The conception of the interior of this tomb is in the same spirit. By using your divine system, Newton, to create the sepulchral lamp that lights thy tomb, it seems that I have made myself sublime. It is only decoration I felt I should use. I would have felt I was committing sacrilege if I had used any other decoration for this monument.

When I had completed this project, I must confess that I experienced a certain dissatisfaction that made me want to include inside the tomb ideas that I thought it would be im­possible to include, because I could scarcely glimpse how it could be possible. We shall see what study and the perseverance of a man who loves his profession can do.

I turned over in my imagination all the magnificence of nature. I groaned at not being able to reproduce it. I wanted to give Newton that immortal resting place, the Heavens.

If you have the drawing in front of you, you will see what could have been considered impossible. You will see a monument in which the onlooker finds himself as if by magic floating in the air, borne in the wake of images in the immensity of space. Since the effect of this extraordinary image can be imperfectly represented by the drawing which can give only a notion of shape, I will attempt to supplement it with the following description.

The form of the interior of this monument is, as you can see, that of a vast sphere. The centre of gravity is reached by an opening in the base on which the Tomb is placed. The un­ique advantage of this form is that from whichever side we look at it (as in nature) we see only a continuous surface which has neither beginning nor end and the more we look at it, the larger it appears. This form has never been utilized and it is the only one appropriate to this monument, for its curve ensures that the onlooker cannot approach what he is looking at; he is forced as if by one hundred different circumstances outside his control, to remain in the place assigned to him and which, since it occupies the centre, keeps him at a sufficient distance to contribute to the illu­sion. He delights in it, without being able to destroy the effect by wanting to come too close in order to satisfy his empty curiosity. He stands alone and his eyes can behold nothing but the immensity of the sky. The tomb is the only material object.

The lighting of this monument, which should resemble that on a clear night, is provided by the planets and the stars that decorate the vault of the sky. The arrangement of the planets corresponds to nature. These planets are in the shape of and resemble funnel-like openings which transpierce the vaulting and once inside assume their form.
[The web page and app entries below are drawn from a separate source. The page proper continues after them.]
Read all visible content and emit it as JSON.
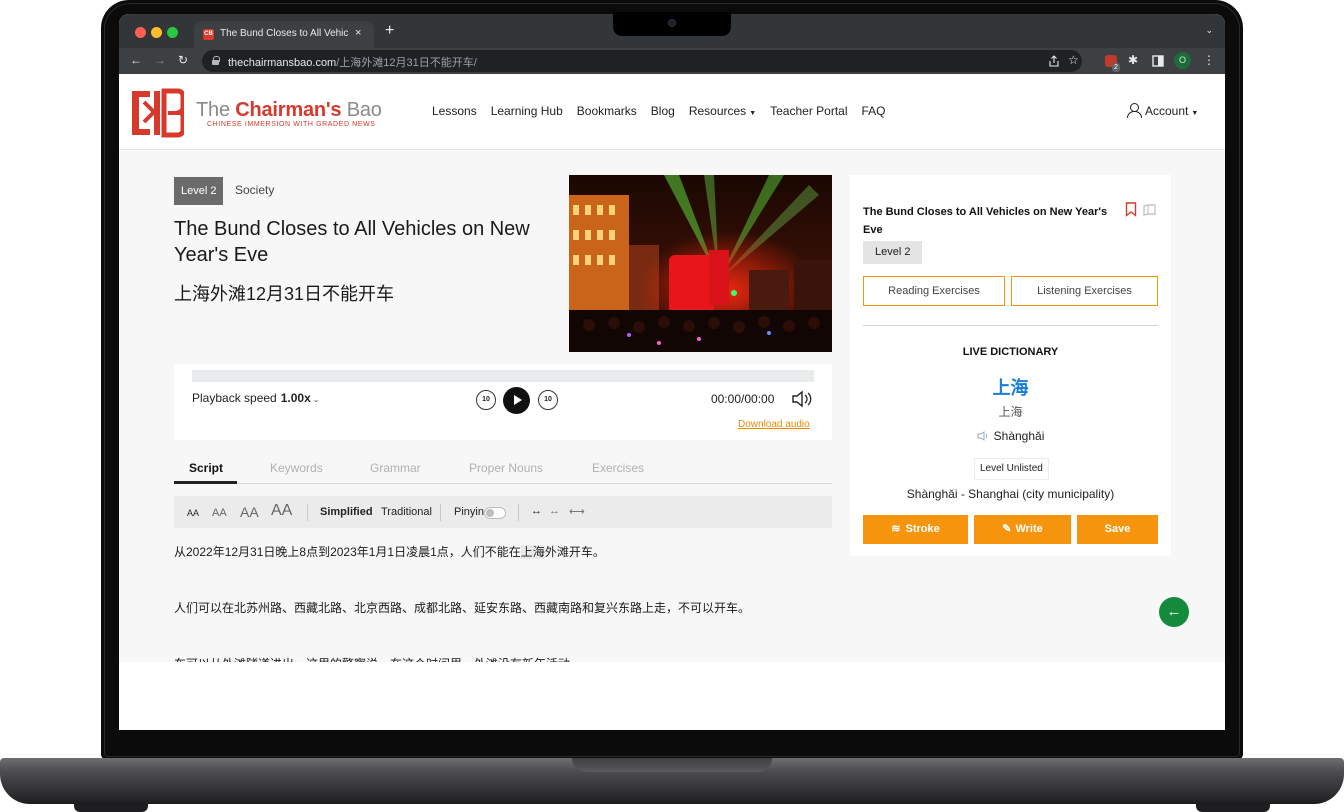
{
  "browser": {
    "tab_title": "The Bund Closes to All Vehicle",
    "tab_close": "×",
    "new_tab": "+",
    "url_host": "thechairmansbao.com",
    "url_path": "/上海外滩12月31日不能开车/",
    "extension_badge": "2",
    "profile_initial": "O"
  },
  "header": {
    "brand_the": "The ",
    "brand_name": "Chairman's",
    "brand_bao": " Bao",
    "brand_sub": "CHINESE IMMERSION WITH GRADED NEWS",
    "nav": [
      "Lessons",
      "Learning Hub",
      "Bookmarks",
      "Blog",
      "Resources",
      "Teacher Portal",
      "FAQ"
    ],
    "account": "Account"
  },
  "article": {
    "level": "Level 2",
    "category": "Society",
    "title": "The Bund Closes to All Vehicles on New Year's Eve",
    "title_cn": "上海外滩12月31日不能开车"
  },
  "player": {
    "speed_label": "Playback speed",
    "speed_value": "1.00x",
    "skip_back": "10",
    "skip_forward": "10",
    "time": "00:00/00:00",
    "download": "Download audio"
  },
  "tabs": [
    "Script",
    "Keywords",
    "Grammar",
    "Proper Nouns",
    "Exercises"
  ],
  "textbar": {
    "sizes": [
      "AA",
      "AA",
      "AA",
      "AA"
    ],
    "simplified": "Simplified",
    "traditional": "Traditional",
    "pinyin": "Pinyin",
    "widths": [
      "↔",
      "↔",
      "⟷"
    ]
  },
  "script": {
    "p1_before": "从2022年12月31日晚上8点到2023年1月1日凌晨1点，人们不能在",
    "p1_highlight": "上海",
    "p1_after": "外滩开车。",
    "p2": "人们可以在北苏州路、西藏北路、北京西路、成都北路、延安东路、西藏南路和复兴东路上走，不可以开车。",
    "p3": "车可以从外滩隧道进出。这里的警察说，在这个时间里，外滩没有新年活动。"
  },
  "panel": {
    "title": "The Bund Closes to All Vehicles on New Year's Eve",
    "level": "Level 2",
    "reading": "Reading Exercises",
    "listening": "Listening Exercises",
    "dictionary": {
      "heading": "LIVE DICTIONARY",
      "word": "上海",
      "traditional": "上海",
      "pinyin": "Shànghǎi",
      "level": "Level Unlisted",
      "definition": "Shànghǎi - Shanghai (city municipality)"
    },
    "actions": [
      "Stroke",
      "Write",
      "Save"
    ]
  },
  "back_icon": "←",
  "colors": {
    "brand_red": "#d7392c",
    "accent_orange": "#f7940d",
    "dictionary_blue": "#1a7dd6",
    "back_green": "#138a3c"
  }
}
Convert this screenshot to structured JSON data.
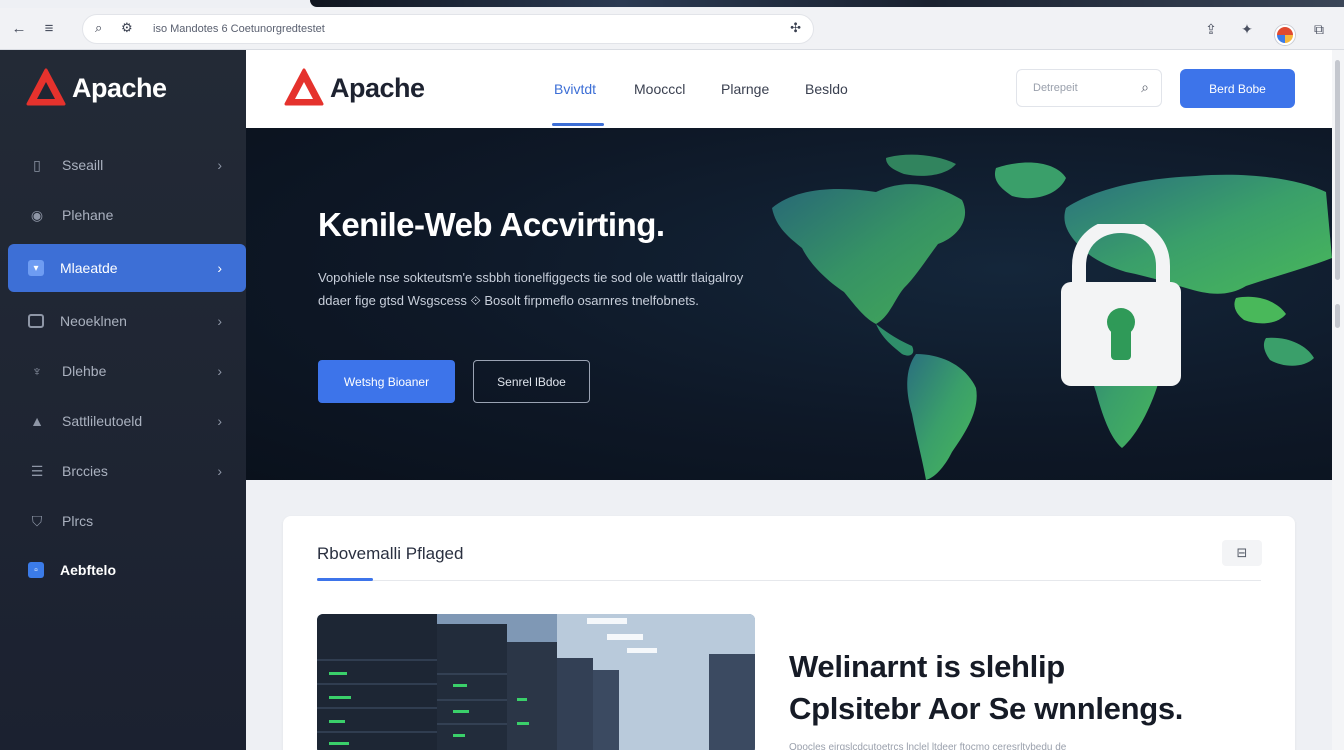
{
  "browser": {
    "url": "iso Mandotes 6 Coetunorgredtestet",
    "icons": [
      "back-icon",
      "menu-icon",
      "search-icon",
      "tune-icon",
      "extensions-icon",
      "download-icon",
      "pin-icon",
      "profile-avatar",
      "window-icon"
    ]
  },
  "brand": {
    "name": "Apache",
    "color": "#e5322d"
  },
  "sidebar": {
    "items": [
      {
        "label": "Sseaill",
        "icon": "mic-icon",
        "chevron": true
      },
      {
        "label": "Plehane",
        "icon": "target-icon",
        "chevron": false
      },
      {
        "label": "Mlaeatde",
        "icon": "shield-icon",
        "chevron": true,
        "active": true
      },
      {
        "label": "Neoeklnen",
        "icon": "window-icon",
        "chevron": true
      },
      {
        "label": "Dlehbe",
        "icon": "antenna-icon",
        "chevron": true
      },
      {
        "label": "Sattlileutoeld",
        "icon": "rocket-icon",
        "chevron": true
      },
      {
        "label": "Brccies",
        "icon": "server-icon",
        "chevron": true
      },
      {
        "label": "Plrcs",
        "icon": "basket-icon",
        "chevron": false
      },
      {
        "label": "Aebftelo",
        "icon": "app-icon",
        "chevron": false,
        "highlight": true
      }
    ]
  },
  "header": {
    "nav": [
      "Bvivtdt",
      "Moocccl",
      "Plarnge",
      "Besldo"
    ],
    "active_nav": 0,
    "search_placeholder": "Detrepeit",
    "cta_label": "Berd Bobe"
  },
  "hero": {
    "title": "Kenile-Web Accvirting.",
    "paragraph": "Vopohiele nse sokteutsm'e ssbbh tionelfiggects tie sod ole wattlr tlaigalroy ddaer fige gtsd Wsgscess ⟐ Bosolt firpmeflo osarnres tnelfobnets.",
    "primary_button": "Wetshg Bioaner",
    "secondary_button": "Senrel lBdoe",
    "accent_colors": {
      "map": "#3fae63",
      "lock": "#f3f4f5",
      "keyhole": "#2f9a58"
    }
  },
  "card": {
    "title": "Rbovemalli Pflaged",
    "headline_line1": "Welinarnt is slehlip",
    "headline_line2": "Cplsitebr Aor Se wnnlengs.",
    "footer_text": "Opocles eirgslcdcutoetrcs lnclel ltdeer ftocmo ceresrltvbedu de"
  }
}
The daylight outside filters through these apertures into the gloom of the interior and outlines all the objects in the vault with bright, sparkling light. This form of lighting the monu­ment is a perfect reproduction and the effect of the stars could not be more brilliant.

It is easy to imagine the natural effect that would result from the possibility of increasing or decreasing the daylight inside the monument according to the number of stars. It is also easy to imagine how the sombre light that would prevail in this place would favour the illusion.

The effect of this magnificent composition is, as we can see, produced by nature. One could not arrive at the same result with the usual techniques of art. It would be impossi­ble to depict in a painting the azure of a clear night sky with no cloud, its colour scarcely distinguishable for it lacks any nuance, any graduation, the brilliant light of the stars stan­ding out garishly, brilliantly from its darkened tone.

In order to obtain the natural tone and effect which are possible in this monument it was necessary to have recourse to all the magic of art and to paint with nature, i.e. to put nature to work; and I can say that this discovery belongs to me. Someone will object that he has seen more or less similar things, will give examples of places lit by means of apertures. I know all about that, as we all do. But what was the effect in these places? It is not, in fact, the means which I am con­testing but the result. And if it is assumed that I am not suggesting anything new, which belongs to me alone, then I would observe that apples fell before Newton and I would ask what was the result of it before this divine intelligence ... ? Doubtless I could also add that the palette of a dauber contains the same colours as those used by a gifted artist and isn't the ink that an idiot writes with the same as the ink used by a man of genius, etc., etc., etc.



1784. In: Architecture, Essay on Art. Translated by Sheila de Vallée



TRACT I ON ARCHITECTURE by Sir Christopher Wren
THE LAST SUPPER by Adolfo Natalini